Described as a “utopian abolitionist,” Frances Wright shared many similarities with Walt Whitman. Scottish-born Wright came to the United States and became so enamored with the fledgling nation that she decided to write a book that praised the land that she had come to admire. Rather than turn a blind eye to the institution of slavery, Wright became determined to find a solution to what she believed was the “paramount problem” of the United States.

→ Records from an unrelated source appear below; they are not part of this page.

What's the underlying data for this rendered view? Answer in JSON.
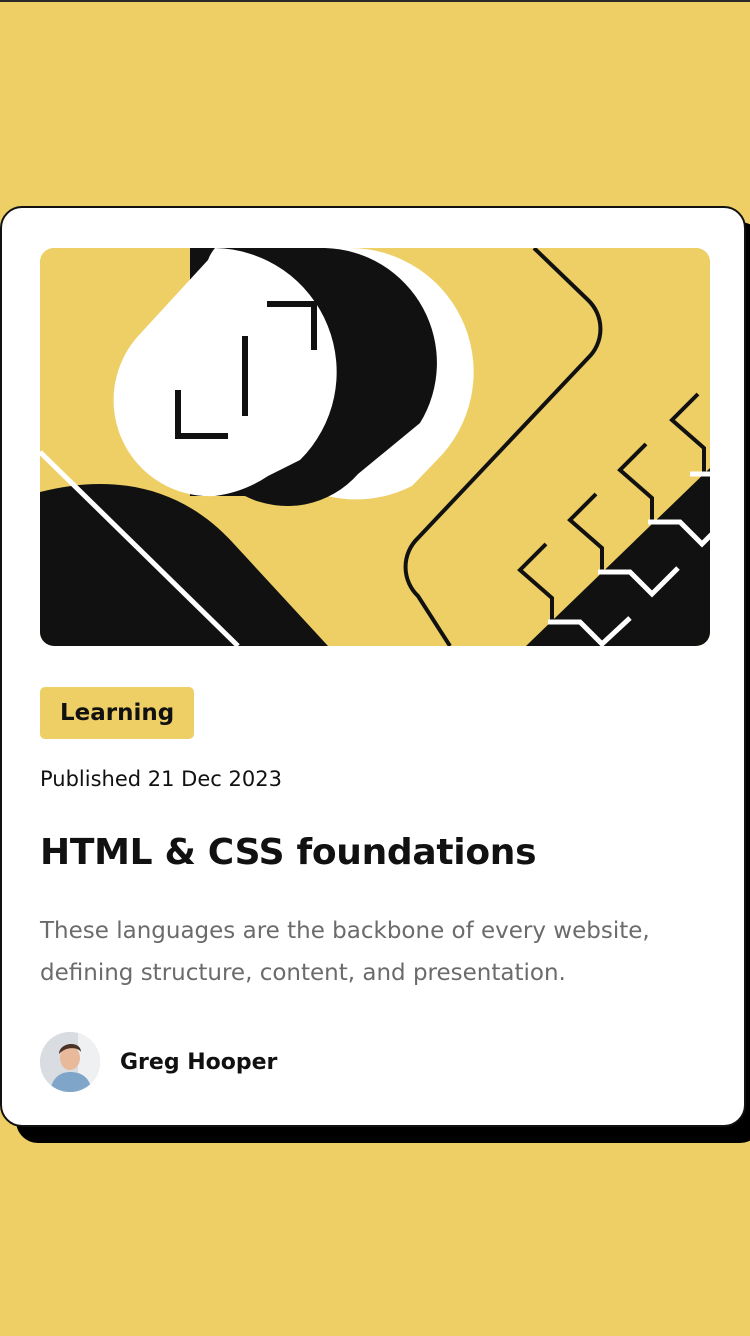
{
  "card": {
    "tag_label": "Learning",
    "published": "Published 21 Dec 2023",
    "title": "HTML & CSS foundations",
    "description": "These languages are the backbone of every website, defining structure, content, and presentation."
  },
  "author": {
    "name": "Greg Hooper"
  },
  "colors": {
    "background": "#EDCF66",
    "card": "#FFFFFF",
    "ink": "#111111",
    "muted_text": "#6B6B6B"
  }
}
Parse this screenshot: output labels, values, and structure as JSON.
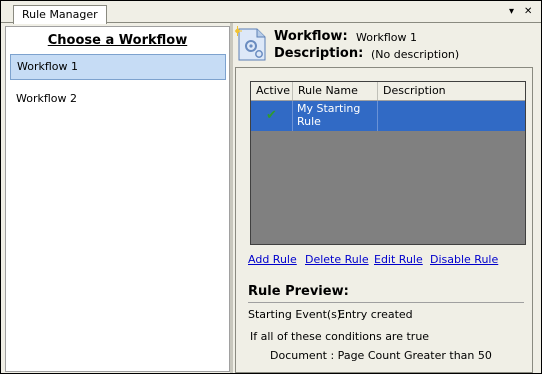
{
  "tab": {
    "title": "Rule Manager",
    "pin_glyph": "▾",
    "close_glyph": "✕"
  },
  "workflow_list": {
    "heading": "Choose a Workflow",
    "items": [
      {
        "label": "Workflow 1",
        "selected": true
      },
      {
        "label": "Workflow 2",
        "selected": false
      }
    ]
  },
  "header": {
    "icon": "workflow-document-gear-icon",
    "workflow_label": "Workflow:",
    "workflow_value": "Workflow 1",
    "description_label": "Description:",
    "description_value": "(No description)"
  },
  "rules_grid": {
    "columns": [
      "Active",
      "Rule Name",
      "Description"
    ],
    "rows": [
      {
        "active": "✔",
        "rule_name_line1": "My Starting",
        "rule_name_line2": "Rule",
        "description": "",
        "selected": true
      }
    ]
  },
  "actions": {
    "add": "Add Rule",
    "delete": "Delete Rule",
    "edit": "Edit Rule",
    "disable": "Disable Rule"
  },
  "preview": {
    "title": "Rule Preview:",
    "events_label": "Starting Event(s):",
    "events_value": "Entry created",
    "conditions_intro": "If all of these conditions are true",
    "condition_1": "Document : Page Count Greater than 50"
  },
  "colors": {
    "selection_blue": "#316ac5",
    "list_selection": "#c6dcf5",
    "link": "#0000cc",
    "check_green": "#2e9a2e"
  }
}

According to the www.nndb.com website, Wright supported “free boarding schools, endorsed free love, and called for equal rights for women.” I noticed in the 1856 version of Whitman’s Leaves of Grass places A Poem for Women immediately after his Poem of Walt Whitman, An American. For me, this placement indicates Whitman’s connection to women as his first and primary connection to someone other than himself. Arguably, Wright’s greatest influence on Whitman was her position as a “utopian abolitionist” and her insistence on having sexual freedom. Our current assigned reading, A Song for Occupations, echoes the same sentiments of a utopian milieu where occupations do not define individuals. The speaker of A Song of Occupations illustrates Whitman’s desire for a utopian environment when he asserts “but I am eternally in love with you and with all my fellows upon the earth.”
I haven’t any evidence that suggests that Whitman had ever met Wright, but I’m willing to bet dollars to doughnuts that Whitman knew of the eccentric Frances Wright.